What to produce:
All that is asked is a faithful reproduction of the entries.

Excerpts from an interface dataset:
***
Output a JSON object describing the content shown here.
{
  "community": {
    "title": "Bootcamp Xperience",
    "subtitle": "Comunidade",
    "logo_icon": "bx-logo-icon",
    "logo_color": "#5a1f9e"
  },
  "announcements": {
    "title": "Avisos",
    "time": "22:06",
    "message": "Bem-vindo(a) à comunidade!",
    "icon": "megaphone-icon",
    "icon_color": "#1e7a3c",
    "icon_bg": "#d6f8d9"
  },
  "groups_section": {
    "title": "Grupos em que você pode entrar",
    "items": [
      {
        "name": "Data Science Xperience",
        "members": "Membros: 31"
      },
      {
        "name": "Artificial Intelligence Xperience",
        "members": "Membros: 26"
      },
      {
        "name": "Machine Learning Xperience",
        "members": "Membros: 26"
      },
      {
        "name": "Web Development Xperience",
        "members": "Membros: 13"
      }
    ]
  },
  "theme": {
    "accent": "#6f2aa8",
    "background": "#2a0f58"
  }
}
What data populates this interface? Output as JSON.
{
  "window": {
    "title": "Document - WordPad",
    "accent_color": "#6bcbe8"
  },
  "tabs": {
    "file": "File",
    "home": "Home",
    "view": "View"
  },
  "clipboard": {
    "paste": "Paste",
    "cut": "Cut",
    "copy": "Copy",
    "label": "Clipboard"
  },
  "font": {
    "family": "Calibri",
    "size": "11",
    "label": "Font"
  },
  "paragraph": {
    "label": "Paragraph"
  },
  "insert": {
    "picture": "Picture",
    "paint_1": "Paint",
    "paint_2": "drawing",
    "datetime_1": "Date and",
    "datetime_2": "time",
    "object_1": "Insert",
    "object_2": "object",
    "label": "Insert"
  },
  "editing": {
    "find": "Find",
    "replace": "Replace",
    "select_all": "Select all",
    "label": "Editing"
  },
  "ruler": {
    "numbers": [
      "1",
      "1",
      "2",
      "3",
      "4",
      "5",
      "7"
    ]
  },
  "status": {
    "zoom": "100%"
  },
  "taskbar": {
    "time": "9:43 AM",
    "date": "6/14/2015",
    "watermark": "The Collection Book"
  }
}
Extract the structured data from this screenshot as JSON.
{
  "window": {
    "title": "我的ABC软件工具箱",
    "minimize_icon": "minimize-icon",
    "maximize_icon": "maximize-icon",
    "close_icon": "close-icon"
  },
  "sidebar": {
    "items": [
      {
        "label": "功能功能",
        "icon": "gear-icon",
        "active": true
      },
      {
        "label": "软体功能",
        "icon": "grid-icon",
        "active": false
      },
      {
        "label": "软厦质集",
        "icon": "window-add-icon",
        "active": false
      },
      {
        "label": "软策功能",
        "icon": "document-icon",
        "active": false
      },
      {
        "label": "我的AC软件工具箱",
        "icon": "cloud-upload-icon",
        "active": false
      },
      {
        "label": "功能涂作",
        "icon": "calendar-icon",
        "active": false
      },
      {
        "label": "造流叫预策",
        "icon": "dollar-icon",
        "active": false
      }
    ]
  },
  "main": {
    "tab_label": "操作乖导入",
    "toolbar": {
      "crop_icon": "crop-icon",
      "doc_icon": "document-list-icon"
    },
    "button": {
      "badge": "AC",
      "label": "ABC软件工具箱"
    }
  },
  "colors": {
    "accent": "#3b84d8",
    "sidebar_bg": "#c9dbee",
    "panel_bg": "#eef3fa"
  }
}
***
Task solution:
Output a JSON object describing the content shown here.
{
  "community": {
    "title": "Bootcamp Xperience",
    "subtitle": "Comunidade",
    "logo_icon": "bx-logo-icon",
    "logo_color": "#5a1f9e"
  },
  "announcements": {
    "title": "Avisos",
    "time": "22:06",
    "message": "Bem-vindo(a) à comunidade!",
    "icon": "megaphone-icon",
    "icon_color": "#1e7a3c",
    "icon_bg": "#d6f8d9"
  },
  "groups_section": {
    "title": "Grupos em que você pode entrar",
    "items": [
      {
        "name": "Data Science Xperience",
        "members": "Membros: 31"
      },
      {
        "name": "Artificial Intelligence Xperience",
        "members": "Membros: 26"
      },
      {
        "name": "Machine Learning Xperience",
        "members": "Membros: 26"
      },
      {
        "name": "Web Development Xperience",
        "members": "Membros: 13"
      }
    ]
  },
  "theme": {
    "accent": "#6f2aa8",
    "background": "#2a0f58"
  }
}
What data populates this interface? Output as JSON.
{
  "window": {
    "title": "Document - WordPad",
    "accent_color": "#6bcbe8"
  },
  "tabs": {
    "file": "File",
    "home": "Home",
    "view": "View"
  },
  "clipboard": {
    "paste": "Paste",
    "cut": "Cut",
    "copy": "Copy",
    "label": "Clipboard"
  },
  "font": {
    "family": "Calibri",
    "size": "11",
    "label": "Font"
  },
  "paragraph": {
    "label": "Paragraph"
  },
  "insert": {
    "picture": "Picture",
    "paint_1": "Paint",
    "paint_2": "drawing",
    "datetime_1": "Date and",
    "datetime_2": "time",
    "object_1": "Insert",
    "object_2": "object",
    "label": "Insert"
  },
  "editing": {
    "find": "Find",
    "replace": "Replace",
    "select_all": "Select all",
    "label": "Editing"
  },
  "ruler": {
    "numbers": [
      "1",
      "1",
      "2",
      "3",
      "4",
      "5",
      "7"
    ]
  },
  "status": {
    "zoom": "100%"
  },
  "taskbar": {
    "time": "9:43 AM",
    "date": "6/14/2015",
    "watermark": "The Collection Book"
  }
}
Extract the structured data from this screenshot as JSON.
{
  "window": {
    "title": "我的ABC软件工具箱",
    "minimize_icon": "minimize-icon",
    "maximize_icon": "maximize-icon",
    "close_icon": "close-icon"
  },
  "sidebar": {
    "items": [
      {
        "label": "功能功能",
        "icon": "gear-icon",
        "active": true
      },
      {
        "label": "软体功能",
        "icon": "grid-icon",
        "active": false
      },
      {
        "label": "软厦质集",
        "icon": "window-add-icon",
        "active": false
      },
      {
        "label": "软策功能",
        "icon": "document-icon",
        "active": false
      },
      {
        "label": "我的AC软件工具箱",
        "icon": "cloud-upload-icon",
        "active": false
      },
      {
        "label": "功能涂作",
        "icon": "calendar-icon",
        "active": false
      },
      {
        "label": "造流叫预策",
        "icon": "dollar-icon",
        "active": false
      }
    ]
  },
  "main": {
    "tab_label": "操作乖导入",
    "toolbar": {
      "crop_icon": "crop-icon",
      "doc_icon": "document-list-icon"
    },
    "button": {
      "badge": "AC",
      "label": "ABC软件工具箱"
    }
  },
  "colors": {
    "accent": "#3b84d8",
    "sidebar_bg": "#c9dbee",
    "panel_bg": "#eef3fa"
  }
}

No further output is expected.